  The cabman had carried hr half-way to the Hotel Cluny before she realized where she was going, and cried out to him to turn home. There was an acute irony in this mechanical prolongation of the quest of beauty. She had had enough of it, too much of it; her one longing was to escape, to hide herself away from its all- suffusing implacable light.

  At the hotel, alone in her room, a few tears came to soften her scared vision; but her mood was too tense to be eased by weeping. Her whole being was centred in the longing to know what her husband thought. Their short exchange of words had, after all, told her nothing. She had guessed a faint resentment of her unexpected appearance; but that might merely imply a dawning sense, on his part, of being furtively watched and criticised. She had sometimes wondered if he was never conscious of her observation; there were moments when it seemed to radiate from her in visible waves. Perhaps, after all, he was aware of it, on his guard against it, as a lurking knife behind the thick curtain of his complacency; and to-day he must have caught the gleam of the blade.

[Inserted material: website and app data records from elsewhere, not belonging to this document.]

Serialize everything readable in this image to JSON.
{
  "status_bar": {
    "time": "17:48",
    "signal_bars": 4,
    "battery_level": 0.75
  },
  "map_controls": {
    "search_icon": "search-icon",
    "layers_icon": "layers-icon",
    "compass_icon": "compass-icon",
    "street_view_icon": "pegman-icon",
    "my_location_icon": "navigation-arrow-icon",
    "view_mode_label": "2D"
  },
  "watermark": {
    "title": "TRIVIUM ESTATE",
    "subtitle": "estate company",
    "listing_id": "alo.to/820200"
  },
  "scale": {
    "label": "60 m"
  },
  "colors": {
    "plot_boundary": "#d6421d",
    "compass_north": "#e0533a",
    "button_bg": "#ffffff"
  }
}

  Claudia had not reached the age when pity is the first chord to vibrate in contact with any revelation of failure. Her one hope had been that Keniston should be clear-eyed enough to face the truth. Whatever it turned out to be, she wanted him to measure himself with it. But as his image rose before her she felt a sudden half-maternal longing to thrust herself between him and disaster. Her eagerness to see him tested by circumstances seemed now like a cruel scientific curiosity. She saw in a flash of sympathy that he would need her most if he fell beneath his fate.

  He did not, after all, return for luncheon; and when she came up stairs from her solitary meal their salon was still untenanted. She permitted herself no sensational fears; for she could not, at the height of apprehension, figure Keniston as yielding to any tragic impulse;
but the lengthening hours brought an uneasiness that was fuel to her pity. Suddenly she heard the clock strike five. It was the hour at which they had promised to meet Mrs. Davant at the gallery--the hour of the "ovation." Claudia rose and went to the window, straining for a glimpse of her husband in the crowded street. Could it be that he had forgotten her, had gone to the gallery without her? Or had something happened--that veiled "something" which, for the last hour, had grimly hovered on the outskirts of her mind?

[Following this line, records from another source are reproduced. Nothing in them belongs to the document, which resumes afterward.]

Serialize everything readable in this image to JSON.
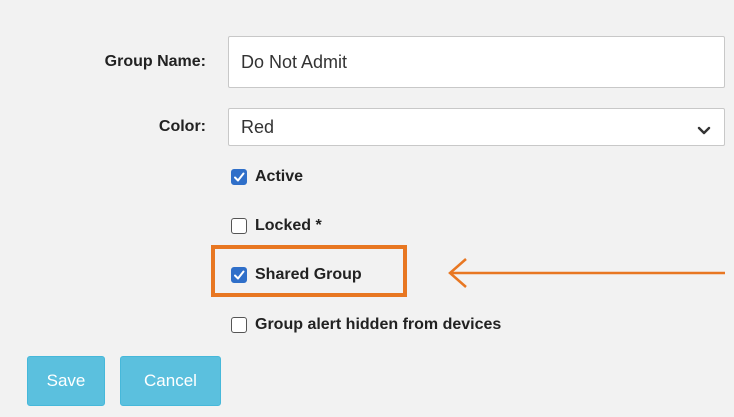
{
  "form": {
    "group_name_label": "Group Name:",
    "group_name_value": "Do Not Admit",
    "color_label": "Color:",
    "color_value": "Red",
    "checkboxes": [
      {
        "label": "Active",
        "checked": true
      },
      {
        "label": "Locked *",
        "checked": false
      },
      {
        "label": "Shared Group",
        "checked": true
      },
      {
        "label": "Group alert hidden from devices",
        "checked": false
      }
    ]
  },
  "buttons": {
    "save_label": "Save",
    "cancel_label": "Cancel"
  },
  "icons": {
    "select_chevron": "chevron-down-icon",
    "checkmark": "check-icon",
    "callout": "arrow-left-icon"
  },
  "colors": {
    "background": "#f2f2f2",
    "checkbox_checked": "#2f6fc9",
    "button": "#5bc0de",
    "highlight": "#e87722"
  }
}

  She heard a hand on the door and Keniston entered. As she turned to meet him her whole being was swept forward on a great wave of pity: she was so sure, now, that he must know.

  But he confronted her with a glance of preoccupied brightness; her first impression was that she had never seen him so vividly, so expressively pleased. If he needed her, it was not to bind up his wounds.

  He gave her a smile which was clearly the lingering reflection of some inner light. "I didn't mean to be so late," he said, tossing aside his hat and the little red volume that served as a clue to his explorations. "I turned in to the Louvre for a minute after I left you this morning, and the place fairly swallowed me up--I couldn't get away from it. I've been there ever since." He threw himself into a chair and glanced about for his pipe.

  "It takes time," he continued musingly, "to get at them, to make out what they're saying--the big fellows, I mean. They're not a communicative lot. At first I couldn't make much out of their lingo--it was too different from mine! But gradually, by picking up a hint here and there, and piecing them together, I've begun to understand; and to-day, by Jove, I got one or two of the old chaps by the throat and fairly turned them inside out--made them deliver up their last drop." He lifted a brilliant eye to her. "Lord, it was tremendous!" he declared.

  He had found his pipe and was musingly filling it. Claudia waited in silence.

  "At first," he began again, "I was afraid their language was too hard for me--that I should never quite know what they were driving at; they seemed to cold-shoulder me, to be bent on shutting me out. But I was bound I wouldn't be beaten, and now, to-day"--he paused a moment to strike a match--"when I went to look at those things of mine it all came over me in a flash. By Jove! it was as if I'd made them all into a big bonfire to light up my road!"